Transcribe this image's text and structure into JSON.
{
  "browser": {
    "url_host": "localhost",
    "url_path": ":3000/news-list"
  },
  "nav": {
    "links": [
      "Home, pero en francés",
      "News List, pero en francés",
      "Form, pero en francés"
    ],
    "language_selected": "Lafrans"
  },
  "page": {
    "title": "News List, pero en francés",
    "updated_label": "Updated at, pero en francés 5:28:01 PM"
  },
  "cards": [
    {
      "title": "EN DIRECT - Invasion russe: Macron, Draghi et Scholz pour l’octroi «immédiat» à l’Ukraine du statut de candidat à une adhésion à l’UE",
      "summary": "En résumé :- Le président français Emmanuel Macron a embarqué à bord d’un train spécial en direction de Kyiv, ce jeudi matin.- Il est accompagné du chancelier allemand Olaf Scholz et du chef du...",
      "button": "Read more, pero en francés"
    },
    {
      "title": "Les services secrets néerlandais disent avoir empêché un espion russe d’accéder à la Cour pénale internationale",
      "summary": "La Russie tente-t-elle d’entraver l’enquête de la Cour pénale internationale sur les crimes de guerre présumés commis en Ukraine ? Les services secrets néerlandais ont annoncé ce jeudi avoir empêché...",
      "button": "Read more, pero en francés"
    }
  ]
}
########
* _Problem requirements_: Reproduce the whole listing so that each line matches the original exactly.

* _Exercise response_:
Transcribe this image's text and structure into JSON.
{
  "browser": {
    "url_host": "localhost",
    "url_path": ":3000/news-list"
  },
  "nav": {
    "links": [
      "Home, pero en francés",
      "News List, pero en francés",
      "Form, pero en francés"
    ],
    "language_selected": "Lafrans"
  },
  "page": {
    "title": "News List, pero en francés",
    "updated_label": "Updated at, pero en francés 5:28:01 PM"
  },
  "cards": [
    {
      "title": "EN DIRECT - Invasion russe: Macron, Draghi et Scholz pour l’octroi «immédiat» à l’Ukraine du statut de candidat à une adhésion à l’UE",
      "summary": "En résumé :- Le président français Emmanuel Macron a embarqué à bord d’un train spécial en direction de Kyiv, ce jeudi matin.- Il est accompagné du chancelier allemand Olaf Scholz et du chef du...",
      "button": "Read more, pero en francés"
    },
    {
      "title": "Les services secrets néerlandais disent avoir empêché un espion russe d’accéder à la Cour pénale internationale",
      "summary": "La Russie tente-t-elle d’entraver l’enquête de la Cour pénale internationale sur les crimes de guerre présumés commis en Ukraine ? Les services secrets néerlandais ont annoncé ce jeudi avoir empêché...",
      "button": "Read more, pero en francés"
    }
  ]
}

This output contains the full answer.